Go through the entries below and say how many lines hold the word "Dong". Nothing else is needed.

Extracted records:
━━━
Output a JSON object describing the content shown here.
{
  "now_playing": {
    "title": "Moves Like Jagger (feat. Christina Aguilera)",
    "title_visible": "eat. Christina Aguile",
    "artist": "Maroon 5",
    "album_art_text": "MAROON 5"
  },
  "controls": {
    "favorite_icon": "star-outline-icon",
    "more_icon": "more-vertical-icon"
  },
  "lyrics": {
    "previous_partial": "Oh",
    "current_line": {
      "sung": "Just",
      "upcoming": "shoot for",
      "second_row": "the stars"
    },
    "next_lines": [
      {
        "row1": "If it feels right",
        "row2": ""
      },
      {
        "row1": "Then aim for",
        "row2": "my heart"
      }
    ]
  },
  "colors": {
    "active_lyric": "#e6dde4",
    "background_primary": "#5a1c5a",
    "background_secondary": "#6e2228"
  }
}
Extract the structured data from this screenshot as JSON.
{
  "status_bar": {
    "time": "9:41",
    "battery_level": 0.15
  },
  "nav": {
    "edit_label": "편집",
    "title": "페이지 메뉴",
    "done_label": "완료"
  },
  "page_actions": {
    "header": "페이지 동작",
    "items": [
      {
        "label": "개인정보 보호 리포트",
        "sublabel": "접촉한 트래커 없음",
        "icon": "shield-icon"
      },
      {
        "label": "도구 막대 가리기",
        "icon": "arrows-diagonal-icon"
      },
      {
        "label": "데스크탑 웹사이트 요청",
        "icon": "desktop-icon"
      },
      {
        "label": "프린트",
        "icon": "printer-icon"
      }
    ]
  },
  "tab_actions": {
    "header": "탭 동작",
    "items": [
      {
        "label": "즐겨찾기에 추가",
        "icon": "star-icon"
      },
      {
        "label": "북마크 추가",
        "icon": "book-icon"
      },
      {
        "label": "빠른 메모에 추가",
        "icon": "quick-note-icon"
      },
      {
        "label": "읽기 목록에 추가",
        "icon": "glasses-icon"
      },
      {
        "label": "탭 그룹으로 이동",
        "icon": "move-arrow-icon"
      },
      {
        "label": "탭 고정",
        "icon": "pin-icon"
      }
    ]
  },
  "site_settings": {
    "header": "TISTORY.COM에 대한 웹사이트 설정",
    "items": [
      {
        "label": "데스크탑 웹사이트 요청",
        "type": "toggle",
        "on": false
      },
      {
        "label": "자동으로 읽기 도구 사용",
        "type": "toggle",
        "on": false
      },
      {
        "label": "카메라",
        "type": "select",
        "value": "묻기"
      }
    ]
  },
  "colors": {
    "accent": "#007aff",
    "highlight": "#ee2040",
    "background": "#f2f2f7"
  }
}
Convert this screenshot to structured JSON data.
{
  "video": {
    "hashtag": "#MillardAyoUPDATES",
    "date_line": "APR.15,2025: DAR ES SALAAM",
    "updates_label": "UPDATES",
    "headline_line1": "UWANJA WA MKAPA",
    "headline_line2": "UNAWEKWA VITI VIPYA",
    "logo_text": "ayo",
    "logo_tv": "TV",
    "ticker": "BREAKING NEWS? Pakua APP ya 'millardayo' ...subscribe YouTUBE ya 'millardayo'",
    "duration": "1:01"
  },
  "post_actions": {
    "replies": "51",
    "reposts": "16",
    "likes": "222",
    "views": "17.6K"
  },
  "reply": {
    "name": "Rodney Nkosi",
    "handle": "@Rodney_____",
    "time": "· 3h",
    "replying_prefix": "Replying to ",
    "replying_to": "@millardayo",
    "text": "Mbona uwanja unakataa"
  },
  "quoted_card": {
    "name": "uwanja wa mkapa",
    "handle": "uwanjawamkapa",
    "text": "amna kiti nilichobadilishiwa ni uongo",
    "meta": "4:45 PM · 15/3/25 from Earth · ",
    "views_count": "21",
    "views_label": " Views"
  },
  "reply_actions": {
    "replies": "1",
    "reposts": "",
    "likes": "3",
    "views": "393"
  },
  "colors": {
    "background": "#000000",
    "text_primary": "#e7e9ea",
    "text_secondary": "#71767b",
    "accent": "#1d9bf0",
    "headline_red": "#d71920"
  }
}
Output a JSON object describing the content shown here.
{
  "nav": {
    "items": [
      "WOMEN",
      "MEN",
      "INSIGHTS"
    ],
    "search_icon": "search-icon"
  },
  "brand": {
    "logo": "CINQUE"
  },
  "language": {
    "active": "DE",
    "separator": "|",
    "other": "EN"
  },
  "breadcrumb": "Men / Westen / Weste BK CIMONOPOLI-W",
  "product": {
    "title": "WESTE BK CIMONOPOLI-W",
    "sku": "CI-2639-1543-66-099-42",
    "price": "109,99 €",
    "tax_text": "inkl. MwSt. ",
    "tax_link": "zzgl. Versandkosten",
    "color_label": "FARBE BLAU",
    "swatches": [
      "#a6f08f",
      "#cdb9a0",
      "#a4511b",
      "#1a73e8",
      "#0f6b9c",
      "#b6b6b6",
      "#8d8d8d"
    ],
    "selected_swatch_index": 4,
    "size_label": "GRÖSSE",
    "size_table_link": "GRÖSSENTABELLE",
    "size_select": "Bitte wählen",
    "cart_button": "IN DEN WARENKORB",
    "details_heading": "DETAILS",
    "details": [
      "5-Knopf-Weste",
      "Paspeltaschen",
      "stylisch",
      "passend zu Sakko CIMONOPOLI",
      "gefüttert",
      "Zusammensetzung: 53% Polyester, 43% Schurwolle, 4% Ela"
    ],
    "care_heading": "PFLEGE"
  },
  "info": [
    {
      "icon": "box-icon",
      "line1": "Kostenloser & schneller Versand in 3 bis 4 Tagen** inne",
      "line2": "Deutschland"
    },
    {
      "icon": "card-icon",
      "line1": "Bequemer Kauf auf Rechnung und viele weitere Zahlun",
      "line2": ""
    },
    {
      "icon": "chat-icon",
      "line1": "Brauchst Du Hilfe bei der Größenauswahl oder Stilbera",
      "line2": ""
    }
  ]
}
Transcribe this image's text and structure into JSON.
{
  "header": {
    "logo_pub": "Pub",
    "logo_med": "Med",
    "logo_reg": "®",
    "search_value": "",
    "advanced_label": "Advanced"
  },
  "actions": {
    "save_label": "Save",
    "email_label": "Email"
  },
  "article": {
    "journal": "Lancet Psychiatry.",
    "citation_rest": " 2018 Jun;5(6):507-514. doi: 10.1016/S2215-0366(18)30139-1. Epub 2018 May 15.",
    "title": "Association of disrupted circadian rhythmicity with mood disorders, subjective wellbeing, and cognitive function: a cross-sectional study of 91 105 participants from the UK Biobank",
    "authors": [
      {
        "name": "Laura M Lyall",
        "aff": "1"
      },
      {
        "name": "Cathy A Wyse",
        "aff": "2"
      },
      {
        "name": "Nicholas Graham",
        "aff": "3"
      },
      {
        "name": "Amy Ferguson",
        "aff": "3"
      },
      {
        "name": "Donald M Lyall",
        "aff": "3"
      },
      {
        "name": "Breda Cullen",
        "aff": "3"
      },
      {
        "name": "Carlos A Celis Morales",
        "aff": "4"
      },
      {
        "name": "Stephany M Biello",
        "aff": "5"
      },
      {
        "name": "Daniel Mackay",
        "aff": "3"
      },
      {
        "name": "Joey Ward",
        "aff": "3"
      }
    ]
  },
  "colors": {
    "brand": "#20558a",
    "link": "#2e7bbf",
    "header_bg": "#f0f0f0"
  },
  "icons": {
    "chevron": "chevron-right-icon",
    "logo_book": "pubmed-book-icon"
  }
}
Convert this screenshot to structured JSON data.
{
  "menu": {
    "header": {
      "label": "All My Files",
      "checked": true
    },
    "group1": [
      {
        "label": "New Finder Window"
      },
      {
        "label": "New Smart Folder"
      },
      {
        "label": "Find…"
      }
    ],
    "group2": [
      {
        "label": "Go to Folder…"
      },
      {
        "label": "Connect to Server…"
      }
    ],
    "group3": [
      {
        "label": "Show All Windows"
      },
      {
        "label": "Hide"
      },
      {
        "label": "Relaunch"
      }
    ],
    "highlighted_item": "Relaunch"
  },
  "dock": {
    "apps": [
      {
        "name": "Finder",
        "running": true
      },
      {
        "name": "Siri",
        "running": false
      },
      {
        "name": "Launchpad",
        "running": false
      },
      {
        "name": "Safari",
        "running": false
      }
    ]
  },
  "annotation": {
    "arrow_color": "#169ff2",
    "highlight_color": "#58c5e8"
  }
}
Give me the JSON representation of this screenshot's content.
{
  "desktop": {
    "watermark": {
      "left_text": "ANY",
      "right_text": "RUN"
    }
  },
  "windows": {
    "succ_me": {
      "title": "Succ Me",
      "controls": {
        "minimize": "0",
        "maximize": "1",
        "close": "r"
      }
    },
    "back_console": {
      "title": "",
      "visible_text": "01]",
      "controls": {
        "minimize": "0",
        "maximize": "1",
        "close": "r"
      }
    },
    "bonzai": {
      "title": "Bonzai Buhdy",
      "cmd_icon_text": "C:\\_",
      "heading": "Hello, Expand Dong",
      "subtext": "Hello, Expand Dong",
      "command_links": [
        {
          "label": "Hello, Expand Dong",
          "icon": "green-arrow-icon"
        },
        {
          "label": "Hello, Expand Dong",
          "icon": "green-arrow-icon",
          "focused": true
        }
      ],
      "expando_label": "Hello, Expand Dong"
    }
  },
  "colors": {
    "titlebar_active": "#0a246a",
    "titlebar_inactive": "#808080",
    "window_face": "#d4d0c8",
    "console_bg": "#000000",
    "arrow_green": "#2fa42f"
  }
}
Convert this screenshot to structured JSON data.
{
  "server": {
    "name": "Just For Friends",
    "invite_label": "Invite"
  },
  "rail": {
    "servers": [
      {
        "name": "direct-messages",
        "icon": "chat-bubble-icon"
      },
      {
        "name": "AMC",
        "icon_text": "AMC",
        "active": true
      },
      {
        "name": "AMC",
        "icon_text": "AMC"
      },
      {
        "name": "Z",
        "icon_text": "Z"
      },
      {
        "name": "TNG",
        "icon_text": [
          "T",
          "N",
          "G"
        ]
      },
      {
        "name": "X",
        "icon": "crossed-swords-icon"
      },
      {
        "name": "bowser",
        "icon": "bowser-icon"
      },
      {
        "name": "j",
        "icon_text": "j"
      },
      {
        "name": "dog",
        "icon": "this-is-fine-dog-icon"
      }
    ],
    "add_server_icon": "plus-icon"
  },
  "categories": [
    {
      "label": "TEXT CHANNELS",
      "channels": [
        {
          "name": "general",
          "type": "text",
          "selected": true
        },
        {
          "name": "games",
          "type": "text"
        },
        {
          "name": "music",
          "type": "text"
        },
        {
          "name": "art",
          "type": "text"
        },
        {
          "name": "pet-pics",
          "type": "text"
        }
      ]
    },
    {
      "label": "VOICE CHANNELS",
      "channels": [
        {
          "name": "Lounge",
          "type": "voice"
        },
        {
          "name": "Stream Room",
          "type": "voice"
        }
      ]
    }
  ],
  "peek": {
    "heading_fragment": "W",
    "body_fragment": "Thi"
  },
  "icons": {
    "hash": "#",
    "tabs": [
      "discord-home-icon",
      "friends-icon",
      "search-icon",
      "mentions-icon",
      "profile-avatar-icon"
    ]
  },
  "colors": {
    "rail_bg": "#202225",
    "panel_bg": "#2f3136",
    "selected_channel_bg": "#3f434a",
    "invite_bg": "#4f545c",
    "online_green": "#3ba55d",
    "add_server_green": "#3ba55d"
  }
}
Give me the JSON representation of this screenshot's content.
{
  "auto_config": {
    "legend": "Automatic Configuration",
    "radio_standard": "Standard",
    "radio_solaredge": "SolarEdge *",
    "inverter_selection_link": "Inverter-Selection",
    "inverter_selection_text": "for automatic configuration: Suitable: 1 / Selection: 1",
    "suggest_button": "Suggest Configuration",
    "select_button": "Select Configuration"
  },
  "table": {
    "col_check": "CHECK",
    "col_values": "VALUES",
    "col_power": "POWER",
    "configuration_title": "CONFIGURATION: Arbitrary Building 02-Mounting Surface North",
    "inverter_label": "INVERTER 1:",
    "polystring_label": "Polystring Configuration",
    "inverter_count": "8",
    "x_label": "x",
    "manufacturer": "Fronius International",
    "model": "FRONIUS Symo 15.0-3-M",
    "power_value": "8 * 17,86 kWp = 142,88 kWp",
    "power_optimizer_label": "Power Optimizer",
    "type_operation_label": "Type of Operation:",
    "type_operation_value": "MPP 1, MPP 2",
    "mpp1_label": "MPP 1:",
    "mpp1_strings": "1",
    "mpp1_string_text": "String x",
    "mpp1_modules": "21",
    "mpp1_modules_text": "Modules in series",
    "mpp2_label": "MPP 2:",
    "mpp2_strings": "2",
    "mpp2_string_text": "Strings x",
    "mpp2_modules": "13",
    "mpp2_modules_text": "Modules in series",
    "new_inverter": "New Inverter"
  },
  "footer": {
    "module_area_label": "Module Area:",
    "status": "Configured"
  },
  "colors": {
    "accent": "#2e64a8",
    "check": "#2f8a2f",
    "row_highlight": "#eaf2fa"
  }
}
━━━
Solved problem:
5